Researchers recently completed a study analyzing the crash history and medical records of 49,464 commercial truck drivers. Their results, published in the Journal of Occupational and Environmental Medicine, show that many drivers in Missouri and across the U.S. suffer from health conditions that can lead to accidents.

Of the analyzed drivers, 34 percent had one or more medical conditions that were to blame for poor driving performance in the past. A total of 82 drivers were placed in a high-risk group. The researchers estimated the number of crashes among all drivers to be 29 for every 100 million miles driven. However, the number tripled to 93 crashes for drivers with three or more medical conditions.

Age and driving experience have no noticeable influence on the trend. Truck drivers are known to develop conditions like diabetes, heart disease, and lower back pain because of their lifestyle, which is often characterized by prolonged sitting, irregular sleeping patterns, and difficulty finding places to eat healthy.

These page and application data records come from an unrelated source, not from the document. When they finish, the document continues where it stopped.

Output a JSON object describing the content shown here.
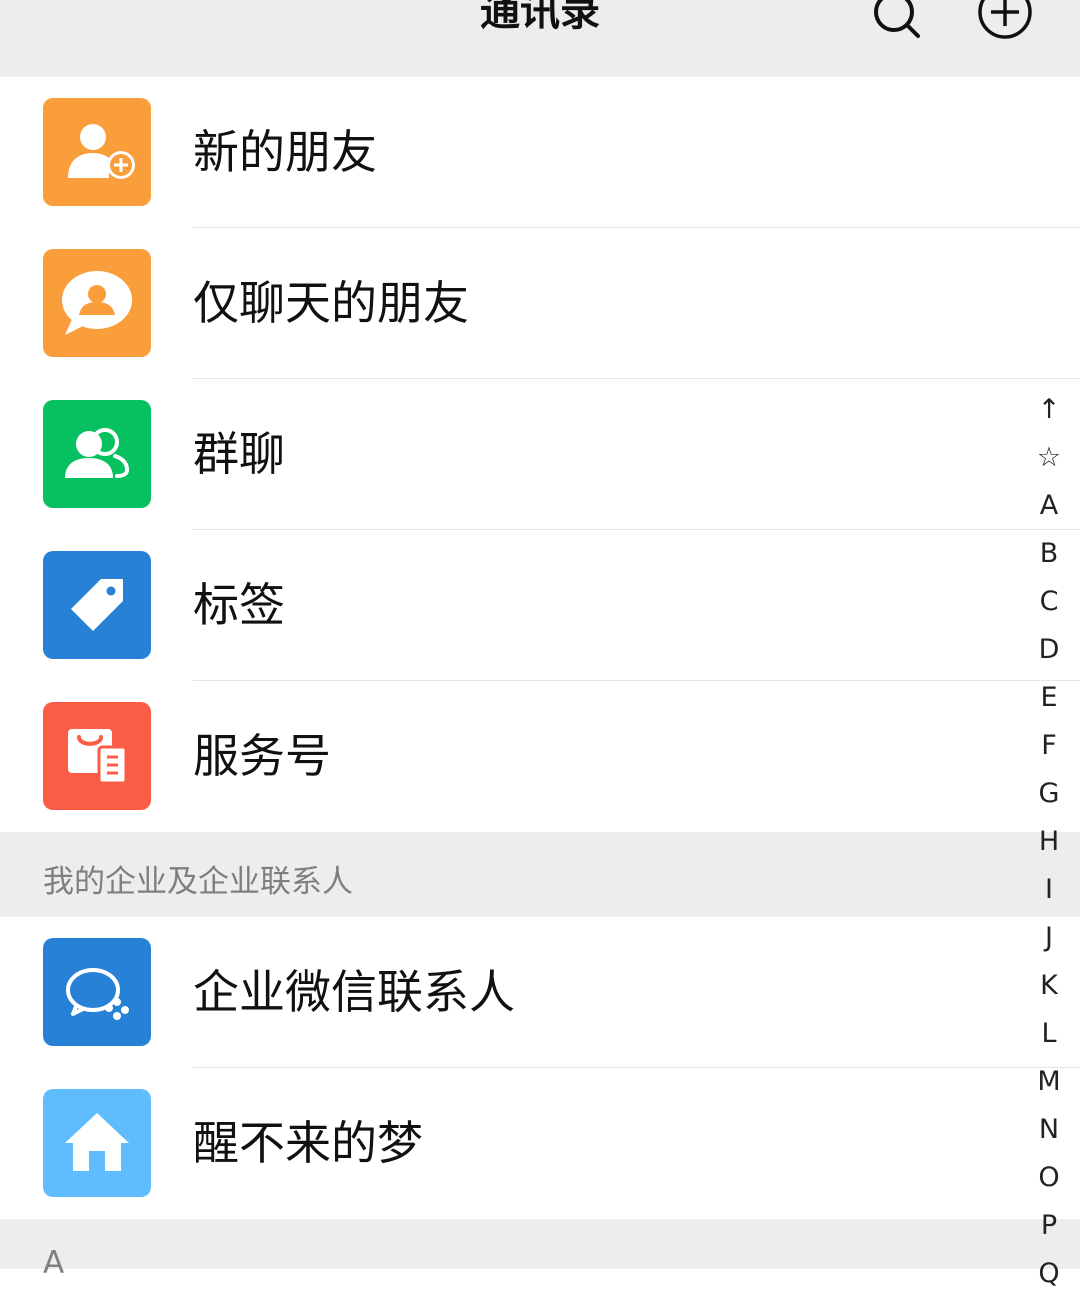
{
  "header": {
    "title": "通讯录"
  },
  "entries": [
    {
      "label": "新的朋友",
      "icon": "new-friend-icon",
      "color": "#fa9d3b"
    },
    {
      "label": "仅聊天的朋友",
      "icon": "chat-only-friend-icon",
      "color": "#fa9d3b"
    },
    {
      "label": "群聊",
      "icon": "group-chat-icon",
      "color": "#07c160"
    },
    {
      "label": "标签",
      "icon": "tag-icon",
      "color": "#2782d7"
    },
    {
      "label": "服务号",
      "icon": "service-account-icon",
      "color": "#fa5c45"
    }
  ],
  "enterprise_section": {
    "title": "我的企业及企业联系人",
    "items": [
      {
        "label": "企业微信联系人",
        "icon": "wecom-contacts-icon",
        "color": "#2782d7"
      },
      {
        "label": "醒不来的梦",
        "icon": "home-icon",
        "color": "#5fbdfe"
      }
    ]
  },
  "section_a": {
    "title": "A"
  },
  "index_bar": [
    "↑",
    "☆",
    "A",
    "B",
    "C",
    "D",
    "E",
    "F",
    "G",
    "H",
    "I",
    "J",
    "K",
    "L",
    "M",
    "N",
    "O",
    "P",
    "Q"
  ]
}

The problem, the authors of the study believe, is that companies isolate each condition when screening drivers and do not consider how multiple conditions work together to impair health.

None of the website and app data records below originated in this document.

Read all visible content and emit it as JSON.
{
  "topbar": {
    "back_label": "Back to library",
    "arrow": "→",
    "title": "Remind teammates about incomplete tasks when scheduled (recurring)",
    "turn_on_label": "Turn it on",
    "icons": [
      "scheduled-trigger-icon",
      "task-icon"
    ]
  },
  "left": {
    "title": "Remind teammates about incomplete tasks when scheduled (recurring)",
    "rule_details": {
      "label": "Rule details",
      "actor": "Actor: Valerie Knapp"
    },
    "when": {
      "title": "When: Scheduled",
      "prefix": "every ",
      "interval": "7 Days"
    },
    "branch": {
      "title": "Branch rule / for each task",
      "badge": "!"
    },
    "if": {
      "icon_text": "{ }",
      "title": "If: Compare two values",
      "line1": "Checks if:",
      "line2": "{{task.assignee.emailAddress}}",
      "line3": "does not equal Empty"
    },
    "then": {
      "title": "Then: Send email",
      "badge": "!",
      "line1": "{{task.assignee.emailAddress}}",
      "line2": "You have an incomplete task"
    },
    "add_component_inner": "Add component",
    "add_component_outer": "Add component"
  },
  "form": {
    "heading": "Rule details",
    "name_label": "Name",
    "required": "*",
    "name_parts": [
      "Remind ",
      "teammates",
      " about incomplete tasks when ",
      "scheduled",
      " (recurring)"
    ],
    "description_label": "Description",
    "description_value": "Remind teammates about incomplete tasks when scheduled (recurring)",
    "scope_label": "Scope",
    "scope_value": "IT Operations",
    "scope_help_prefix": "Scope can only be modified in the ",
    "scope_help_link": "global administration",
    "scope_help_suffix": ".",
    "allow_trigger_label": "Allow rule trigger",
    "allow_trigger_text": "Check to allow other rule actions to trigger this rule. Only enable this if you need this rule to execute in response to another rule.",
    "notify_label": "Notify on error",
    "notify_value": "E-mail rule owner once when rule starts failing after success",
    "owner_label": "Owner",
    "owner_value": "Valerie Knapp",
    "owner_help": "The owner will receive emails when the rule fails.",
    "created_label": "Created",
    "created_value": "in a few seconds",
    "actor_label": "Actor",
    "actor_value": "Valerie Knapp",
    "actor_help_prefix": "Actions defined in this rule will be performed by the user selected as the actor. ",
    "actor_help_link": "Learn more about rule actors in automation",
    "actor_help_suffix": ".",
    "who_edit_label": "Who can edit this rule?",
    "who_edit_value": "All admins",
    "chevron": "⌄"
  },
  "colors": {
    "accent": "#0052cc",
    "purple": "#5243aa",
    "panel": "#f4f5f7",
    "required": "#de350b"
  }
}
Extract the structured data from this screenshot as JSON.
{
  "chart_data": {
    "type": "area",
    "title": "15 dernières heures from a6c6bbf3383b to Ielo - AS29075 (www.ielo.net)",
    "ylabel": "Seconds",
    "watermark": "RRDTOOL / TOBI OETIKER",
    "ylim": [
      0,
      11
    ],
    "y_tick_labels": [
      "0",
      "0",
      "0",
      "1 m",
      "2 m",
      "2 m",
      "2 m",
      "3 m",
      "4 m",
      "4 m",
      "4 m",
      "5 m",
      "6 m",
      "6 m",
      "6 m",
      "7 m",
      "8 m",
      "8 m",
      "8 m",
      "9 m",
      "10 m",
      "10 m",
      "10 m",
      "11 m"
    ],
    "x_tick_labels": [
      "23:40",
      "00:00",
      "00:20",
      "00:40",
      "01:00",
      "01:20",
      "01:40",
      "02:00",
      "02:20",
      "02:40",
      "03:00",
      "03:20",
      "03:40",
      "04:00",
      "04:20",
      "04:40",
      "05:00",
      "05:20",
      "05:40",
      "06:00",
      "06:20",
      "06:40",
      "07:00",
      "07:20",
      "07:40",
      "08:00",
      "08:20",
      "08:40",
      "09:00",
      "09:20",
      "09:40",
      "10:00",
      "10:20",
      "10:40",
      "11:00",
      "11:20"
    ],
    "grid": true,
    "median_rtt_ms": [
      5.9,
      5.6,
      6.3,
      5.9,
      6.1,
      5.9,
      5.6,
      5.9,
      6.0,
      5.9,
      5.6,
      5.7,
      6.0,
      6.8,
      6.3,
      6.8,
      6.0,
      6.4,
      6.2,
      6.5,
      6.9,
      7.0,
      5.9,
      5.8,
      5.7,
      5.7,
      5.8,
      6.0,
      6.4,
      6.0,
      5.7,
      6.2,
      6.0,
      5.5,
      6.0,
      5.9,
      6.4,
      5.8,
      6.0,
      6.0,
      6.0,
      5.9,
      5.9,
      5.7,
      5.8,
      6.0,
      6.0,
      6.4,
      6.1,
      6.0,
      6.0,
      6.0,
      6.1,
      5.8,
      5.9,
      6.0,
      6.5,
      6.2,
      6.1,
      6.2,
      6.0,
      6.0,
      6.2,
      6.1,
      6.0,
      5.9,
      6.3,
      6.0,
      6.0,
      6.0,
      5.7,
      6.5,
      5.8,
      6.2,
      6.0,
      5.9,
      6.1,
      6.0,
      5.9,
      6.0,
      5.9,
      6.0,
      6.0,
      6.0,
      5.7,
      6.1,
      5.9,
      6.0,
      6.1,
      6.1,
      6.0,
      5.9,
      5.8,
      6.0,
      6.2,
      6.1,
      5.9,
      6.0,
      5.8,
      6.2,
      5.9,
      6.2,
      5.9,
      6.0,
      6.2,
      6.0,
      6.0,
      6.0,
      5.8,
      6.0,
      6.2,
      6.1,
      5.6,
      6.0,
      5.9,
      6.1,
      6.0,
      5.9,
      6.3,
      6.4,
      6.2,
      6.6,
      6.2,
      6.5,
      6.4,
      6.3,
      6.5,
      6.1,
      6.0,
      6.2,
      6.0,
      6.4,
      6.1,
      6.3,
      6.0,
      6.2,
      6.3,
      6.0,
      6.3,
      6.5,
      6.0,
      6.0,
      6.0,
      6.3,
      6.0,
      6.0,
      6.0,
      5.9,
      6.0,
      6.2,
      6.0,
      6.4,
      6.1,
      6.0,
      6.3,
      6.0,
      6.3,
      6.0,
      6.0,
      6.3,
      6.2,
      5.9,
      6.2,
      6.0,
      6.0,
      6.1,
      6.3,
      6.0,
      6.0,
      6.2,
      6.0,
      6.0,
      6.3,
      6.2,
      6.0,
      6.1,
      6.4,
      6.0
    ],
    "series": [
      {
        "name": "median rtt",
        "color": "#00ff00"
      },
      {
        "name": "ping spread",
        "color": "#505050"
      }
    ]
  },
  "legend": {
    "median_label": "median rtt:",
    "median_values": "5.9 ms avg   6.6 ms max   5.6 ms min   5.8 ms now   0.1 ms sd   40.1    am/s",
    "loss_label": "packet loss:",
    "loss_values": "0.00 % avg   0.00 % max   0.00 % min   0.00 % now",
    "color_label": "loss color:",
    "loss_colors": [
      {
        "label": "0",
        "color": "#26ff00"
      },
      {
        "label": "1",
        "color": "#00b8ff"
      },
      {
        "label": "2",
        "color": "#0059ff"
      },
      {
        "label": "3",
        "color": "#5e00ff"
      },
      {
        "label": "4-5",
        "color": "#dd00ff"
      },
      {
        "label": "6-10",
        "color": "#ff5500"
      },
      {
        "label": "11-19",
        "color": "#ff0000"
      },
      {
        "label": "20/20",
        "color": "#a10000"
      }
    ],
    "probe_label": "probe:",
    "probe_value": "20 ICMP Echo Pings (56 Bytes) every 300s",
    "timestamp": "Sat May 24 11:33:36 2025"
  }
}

This study points out another way that trucking companies could be held liable for certain car accidents. If someone is injured by a trucker who had a medical episode, then he or she may have the grounds to pursue an injury claim. A lawyer could help by determining the degree to which the driver, the company and even the victim is at fault.